■ **What the task asks**: Would you copy out each line of the records below that includes the word "title"?

Extracted data START

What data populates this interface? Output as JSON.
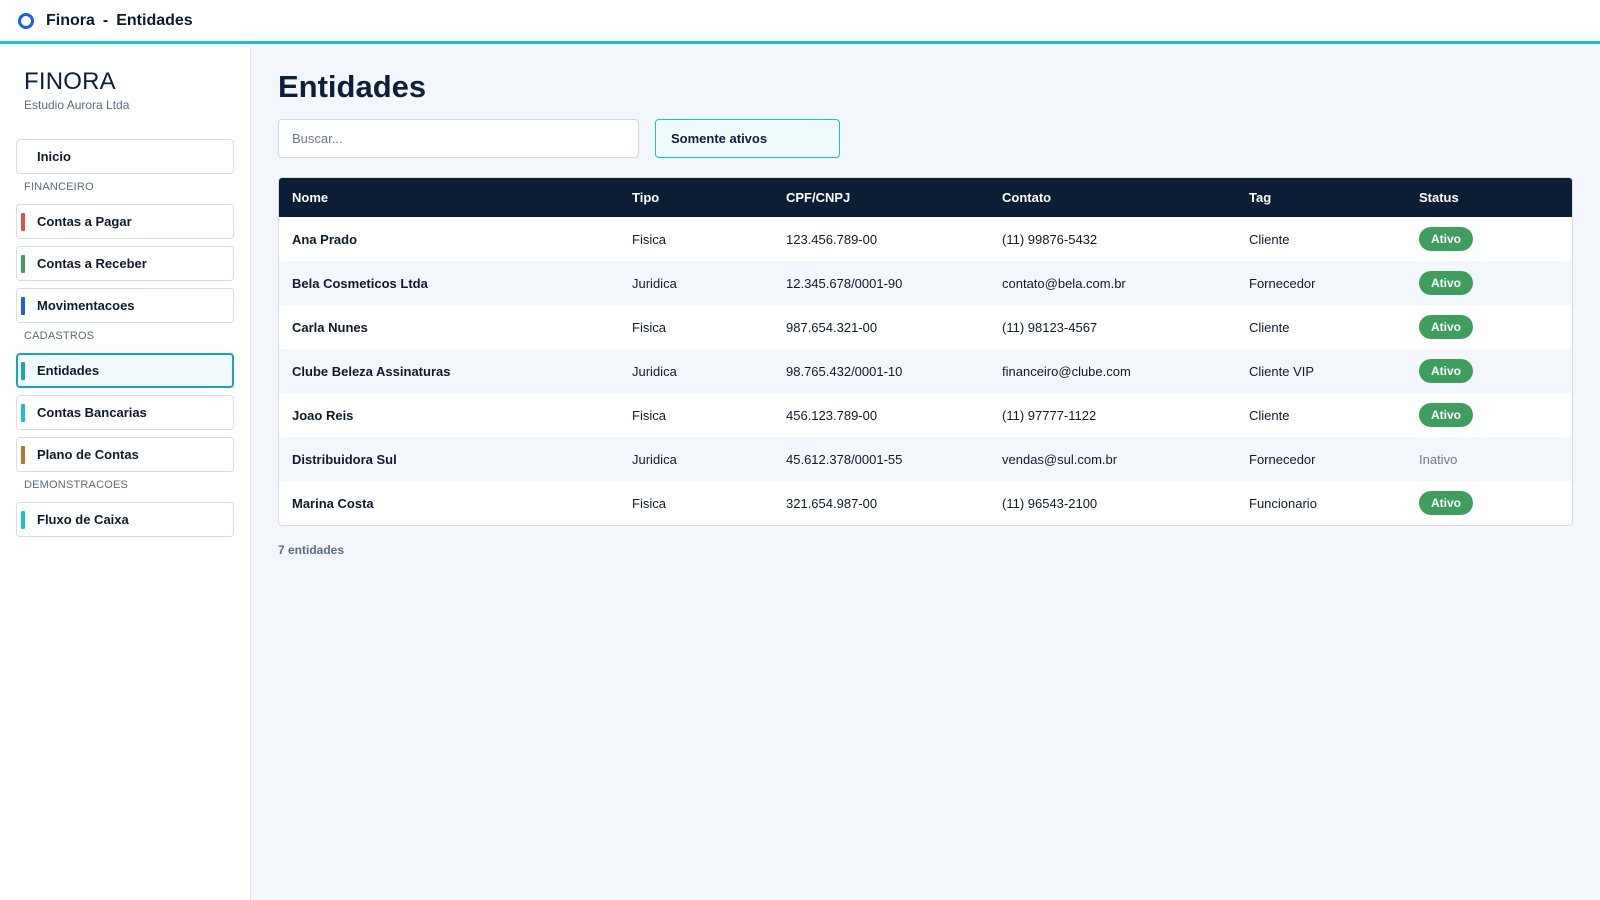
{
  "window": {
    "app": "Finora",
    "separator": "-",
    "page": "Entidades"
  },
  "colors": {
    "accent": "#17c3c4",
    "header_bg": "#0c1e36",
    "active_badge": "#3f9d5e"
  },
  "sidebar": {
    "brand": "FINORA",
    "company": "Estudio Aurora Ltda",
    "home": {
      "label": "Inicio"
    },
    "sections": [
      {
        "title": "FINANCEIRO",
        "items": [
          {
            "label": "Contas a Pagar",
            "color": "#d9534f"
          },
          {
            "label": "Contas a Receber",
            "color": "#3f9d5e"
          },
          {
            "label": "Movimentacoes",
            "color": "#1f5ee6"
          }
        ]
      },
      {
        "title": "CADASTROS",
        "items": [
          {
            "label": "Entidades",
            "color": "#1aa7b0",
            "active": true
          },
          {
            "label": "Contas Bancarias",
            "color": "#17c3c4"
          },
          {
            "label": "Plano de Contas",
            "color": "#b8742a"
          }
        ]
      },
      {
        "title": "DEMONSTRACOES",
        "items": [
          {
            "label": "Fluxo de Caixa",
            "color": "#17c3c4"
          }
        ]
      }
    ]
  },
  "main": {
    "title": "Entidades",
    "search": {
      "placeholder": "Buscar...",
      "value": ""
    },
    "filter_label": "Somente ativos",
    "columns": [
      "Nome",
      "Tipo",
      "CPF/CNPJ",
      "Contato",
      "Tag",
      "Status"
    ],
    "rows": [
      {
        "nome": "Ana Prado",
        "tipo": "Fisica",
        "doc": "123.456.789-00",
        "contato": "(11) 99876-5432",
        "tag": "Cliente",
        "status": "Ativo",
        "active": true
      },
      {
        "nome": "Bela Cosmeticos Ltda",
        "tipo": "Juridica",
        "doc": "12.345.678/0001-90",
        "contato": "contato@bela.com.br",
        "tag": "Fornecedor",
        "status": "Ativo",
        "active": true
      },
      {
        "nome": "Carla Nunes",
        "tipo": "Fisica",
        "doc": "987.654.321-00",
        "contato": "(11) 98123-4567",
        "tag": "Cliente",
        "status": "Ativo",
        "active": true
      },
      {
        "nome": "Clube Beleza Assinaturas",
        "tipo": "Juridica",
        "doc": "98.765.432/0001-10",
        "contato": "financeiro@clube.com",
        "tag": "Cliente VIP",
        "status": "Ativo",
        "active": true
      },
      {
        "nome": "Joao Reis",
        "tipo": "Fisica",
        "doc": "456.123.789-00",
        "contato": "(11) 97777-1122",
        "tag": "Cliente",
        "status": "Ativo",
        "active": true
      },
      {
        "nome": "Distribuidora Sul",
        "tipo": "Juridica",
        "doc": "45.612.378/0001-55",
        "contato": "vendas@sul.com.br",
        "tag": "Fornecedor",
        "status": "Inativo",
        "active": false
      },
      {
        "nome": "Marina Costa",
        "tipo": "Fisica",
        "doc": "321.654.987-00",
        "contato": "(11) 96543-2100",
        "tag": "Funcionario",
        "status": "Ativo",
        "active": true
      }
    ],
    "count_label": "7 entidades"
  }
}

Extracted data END

■ **Output of the exercise**:
        "title": "FINANCEIRO",
        "title": "CADASTROS",
        "title": "DEMONSTRACOES",
    "title": "Entidades",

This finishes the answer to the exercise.